Of course there was silence. Maxim would never ask what the problem was. But I wanted to tell him. I wanted him to know. I wanted to share the impossible longing I felt with one person who might understand it.
“The problem is me.”
He was completely still. Before I could stop myself, I covered his right hand with my left. “Sometimes I don’t know what I want.”
He yanked his hand from beneath mine and we faced each other.
For the first time tonight, I looked him right in the eye. Nothing around us existed for me anymore. I heard only his breath. Smelled only his skin. Saw only his guarded expression. 
I had to have him.
Melanie Harlow 
Melanie Harlow writes sexy, emotional romance about strong, stubborn characters who can’t help falling in love. She’s addicted to bacon, gin martinis, and summer reading on the screened-in porch. If she’s not buried in a book or binging on Netflix, you might find her running, putting a bun in someone’s hair, or driving to and from the dance studio. She lives outside Detroit with her husband and two daughters.
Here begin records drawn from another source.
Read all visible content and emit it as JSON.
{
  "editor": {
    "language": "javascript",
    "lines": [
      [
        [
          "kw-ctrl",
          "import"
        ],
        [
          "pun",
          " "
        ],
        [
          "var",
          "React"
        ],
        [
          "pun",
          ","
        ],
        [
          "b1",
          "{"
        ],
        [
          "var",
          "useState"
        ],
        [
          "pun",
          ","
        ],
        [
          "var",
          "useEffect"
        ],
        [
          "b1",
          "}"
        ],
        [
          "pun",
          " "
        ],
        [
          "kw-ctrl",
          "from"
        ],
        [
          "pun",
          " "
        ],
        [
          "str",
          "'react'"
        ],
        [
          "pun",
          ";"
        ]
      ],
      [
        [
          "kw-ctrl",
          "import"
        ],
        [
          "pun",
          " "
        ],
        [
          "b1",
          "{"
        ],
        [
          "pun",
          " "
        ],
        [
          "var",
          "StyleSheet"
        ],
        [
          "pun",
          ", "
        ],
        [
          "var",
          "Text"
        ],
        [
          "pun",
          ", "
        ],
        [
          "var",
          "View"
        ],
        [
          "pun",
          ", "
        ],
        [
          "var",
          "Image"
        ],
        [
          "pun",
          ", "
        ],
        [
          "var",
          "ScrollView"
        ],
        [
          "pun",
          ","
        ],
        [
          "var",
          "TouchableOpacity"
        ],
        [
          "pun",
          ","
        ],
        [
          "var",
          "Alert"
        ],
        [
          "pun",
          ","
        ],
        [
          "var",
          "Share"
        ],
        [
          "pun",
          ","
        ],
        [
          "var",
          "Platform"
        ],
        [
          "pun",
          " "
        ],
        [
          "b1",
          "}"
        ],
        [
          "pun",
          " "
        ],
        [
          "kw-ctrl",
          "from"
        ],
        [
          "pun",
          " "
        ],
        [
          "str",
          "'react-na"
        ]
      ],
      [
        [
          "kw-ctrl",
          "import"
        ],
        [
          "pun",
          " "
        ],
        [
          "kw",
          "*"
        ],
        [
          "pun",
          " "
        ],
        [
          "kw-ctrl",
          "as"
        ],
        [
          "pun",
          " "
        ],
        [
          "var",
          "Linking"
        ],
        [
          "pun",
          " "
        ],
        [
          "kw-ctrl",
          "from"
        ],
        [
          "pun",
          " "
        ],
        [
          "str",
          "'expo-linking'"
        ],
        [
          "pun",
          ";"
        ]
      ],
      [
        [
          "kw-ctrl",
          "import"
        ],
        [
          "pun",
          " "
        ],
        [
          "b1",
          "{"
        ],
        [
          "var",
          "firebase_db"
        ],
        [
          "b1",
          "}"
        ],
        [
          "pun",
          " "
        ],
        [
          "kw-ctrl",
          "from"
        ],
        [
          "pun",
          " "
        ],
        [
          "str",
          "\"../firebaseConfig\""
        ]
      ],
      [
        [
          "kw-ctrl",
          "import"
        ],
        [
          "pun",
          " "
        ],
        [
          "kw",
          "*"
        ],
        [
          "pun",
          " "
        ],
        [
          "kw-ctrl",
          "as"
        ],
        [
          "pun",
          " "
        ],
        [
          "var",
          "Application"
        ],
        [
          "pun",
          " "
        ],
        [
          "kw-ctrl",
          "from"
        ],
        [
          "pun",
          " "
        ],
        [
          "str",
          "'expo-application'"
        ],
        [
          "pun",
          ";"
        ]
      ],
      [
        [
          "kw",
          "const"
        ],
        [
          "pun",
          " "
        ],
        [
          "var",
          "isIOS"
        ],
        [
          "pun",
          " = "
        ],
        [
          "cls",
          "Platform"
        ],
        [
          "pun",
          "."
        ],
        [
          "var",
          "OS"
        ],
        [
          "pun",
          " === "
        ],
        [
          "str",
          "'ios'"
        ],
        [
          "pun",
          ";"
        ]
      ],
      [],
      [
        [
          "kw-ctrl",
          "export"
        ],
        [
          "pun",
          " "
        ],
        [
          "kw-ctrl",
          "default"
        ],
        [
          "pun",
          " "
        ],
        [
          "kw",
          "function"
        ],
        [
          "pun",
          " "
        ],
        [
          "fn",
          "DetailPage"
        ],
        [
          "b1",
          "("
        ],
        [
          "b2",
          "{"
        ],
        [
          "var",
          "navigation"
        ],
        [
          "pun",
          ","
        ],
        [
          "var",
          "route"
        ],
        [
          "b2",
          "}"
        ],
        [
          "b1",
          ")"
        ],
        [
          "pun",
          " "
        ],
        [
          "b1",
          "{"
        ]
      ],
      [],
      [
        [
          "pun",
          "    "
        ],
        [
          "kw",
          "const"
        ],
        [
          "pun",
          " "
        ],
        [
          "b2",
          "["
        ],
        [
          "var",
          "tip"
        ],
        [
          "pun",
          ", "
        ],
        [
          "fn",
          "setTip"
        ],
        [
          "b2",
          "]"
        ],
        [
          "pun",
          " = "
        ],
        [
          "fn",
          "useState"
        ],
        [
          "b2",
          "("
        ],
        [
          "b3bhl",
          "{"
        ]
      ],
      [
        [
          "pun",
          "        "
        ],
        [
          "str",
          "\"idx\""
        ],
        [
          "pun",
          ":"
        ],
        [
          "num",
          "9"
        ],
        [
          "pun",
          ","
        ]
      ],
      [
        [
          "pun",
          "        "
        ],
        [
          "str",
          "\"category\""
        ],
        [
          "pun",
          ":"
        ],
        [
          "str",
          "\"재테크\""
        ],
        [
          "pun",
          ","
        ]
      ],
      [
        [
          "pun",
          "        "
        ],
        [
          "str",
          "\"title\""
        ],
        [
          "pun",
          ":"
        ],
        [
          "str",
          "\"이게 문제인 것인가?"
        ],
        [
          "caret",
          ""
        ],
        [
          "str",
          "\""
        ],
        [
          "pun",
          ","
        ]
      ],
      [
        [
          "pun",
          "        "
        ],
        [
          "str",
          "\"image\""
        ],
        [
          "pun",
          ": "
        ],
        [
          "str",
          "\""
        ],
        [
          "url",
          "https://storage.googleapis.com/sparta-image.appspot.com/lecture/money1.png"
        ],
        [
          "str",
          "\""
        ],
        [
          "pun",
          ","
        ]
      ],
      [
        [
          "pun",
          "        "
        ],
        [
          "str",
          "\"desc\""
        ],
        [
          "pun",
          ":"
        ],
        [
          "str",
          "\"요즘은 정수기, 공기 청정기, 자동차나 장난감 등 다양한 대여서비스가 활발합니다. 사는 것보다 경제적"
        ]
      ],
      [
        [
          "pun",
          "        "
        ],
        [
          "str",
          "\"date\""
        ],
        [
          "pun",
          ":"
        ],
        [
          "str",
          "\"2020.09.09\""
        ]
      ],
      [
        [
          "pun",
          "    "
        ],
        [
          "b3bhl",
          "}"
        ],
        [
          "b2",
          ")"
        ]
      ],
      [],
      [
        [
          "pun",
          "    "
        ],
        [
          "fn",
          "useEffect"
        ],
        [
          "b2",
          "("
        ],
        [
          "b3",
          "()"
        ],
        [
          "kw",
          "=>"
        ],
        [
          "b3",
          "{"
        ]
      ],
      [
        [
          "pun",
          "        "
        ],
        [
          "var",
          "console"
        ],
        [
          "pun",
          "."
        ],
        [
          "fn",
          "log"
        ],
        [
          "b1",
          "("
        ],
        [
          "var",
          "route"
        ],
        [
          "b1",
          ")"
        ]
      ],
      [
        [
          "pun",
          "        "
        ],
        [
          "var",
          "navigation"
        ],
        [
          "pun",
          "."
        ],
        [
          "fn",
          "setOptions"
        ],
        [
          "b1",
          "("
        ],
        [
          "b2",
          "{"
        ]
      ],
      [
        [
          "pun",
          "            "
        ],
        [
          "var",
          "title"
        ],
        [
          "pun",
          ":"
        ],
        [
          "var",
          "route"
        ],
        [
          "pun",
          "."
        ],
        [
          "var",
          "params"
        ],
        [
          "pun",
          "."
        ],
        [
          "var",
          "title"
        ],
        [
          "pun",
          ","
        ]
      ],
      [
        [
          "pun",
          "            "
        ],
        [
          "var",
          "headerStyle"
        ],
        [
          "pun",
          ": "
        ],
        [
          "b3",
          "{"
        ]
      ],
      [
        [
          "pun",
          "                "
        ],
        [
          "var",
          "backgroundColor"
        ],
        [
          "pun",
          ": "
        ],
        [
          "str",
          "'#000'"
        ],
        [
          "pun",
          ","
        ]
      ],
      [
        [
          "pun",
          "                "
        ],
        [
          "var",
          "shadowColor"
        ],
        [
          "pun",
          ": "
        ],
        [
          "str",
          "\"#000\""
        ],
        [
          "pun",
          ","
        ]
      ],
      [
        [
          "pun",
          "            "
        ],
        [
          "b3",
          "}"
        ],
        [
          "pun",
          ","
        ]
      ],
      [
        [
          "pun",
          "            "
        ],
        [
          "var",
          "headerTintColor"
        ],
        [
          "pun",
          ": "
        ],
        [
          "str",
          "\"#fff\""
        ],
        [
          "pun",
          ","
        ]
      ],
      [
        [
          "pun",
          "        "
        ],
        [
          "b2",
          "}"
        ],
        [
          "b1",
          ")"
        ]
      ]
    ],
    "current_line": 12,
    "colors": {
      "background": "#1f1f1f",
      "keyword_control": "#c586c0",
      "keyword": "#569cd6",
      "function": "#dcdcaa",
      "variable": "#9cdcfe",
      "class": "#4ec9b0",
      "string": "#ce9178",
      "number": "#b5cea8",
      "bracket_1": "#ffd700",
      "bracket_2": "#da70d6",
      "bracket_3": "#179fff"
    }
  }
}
Melanie is the USA Today bestselling author of the Happy Crazy Love series, the Frenched series, Man Candy, After We Fall, If You Were Mine, and the sexy historical Speak Easy duet, set in the 1920s. 


David Romanov 

For David Romanov, Strong Enough is to a great extent autobiographical. Born in Russia and raised in Europe, he landed in the United States at the age of 24, where he learned a lot about cultural differences between East and West. David firmly believes in ‘The One’ and learning through love. When he isn’t traveling or educating Melanie in Russian culture, he enjoys books and the company of his husband and dog in Los Angeles.

0 comments:

Related Posts Plugin for WordPress, Blogger...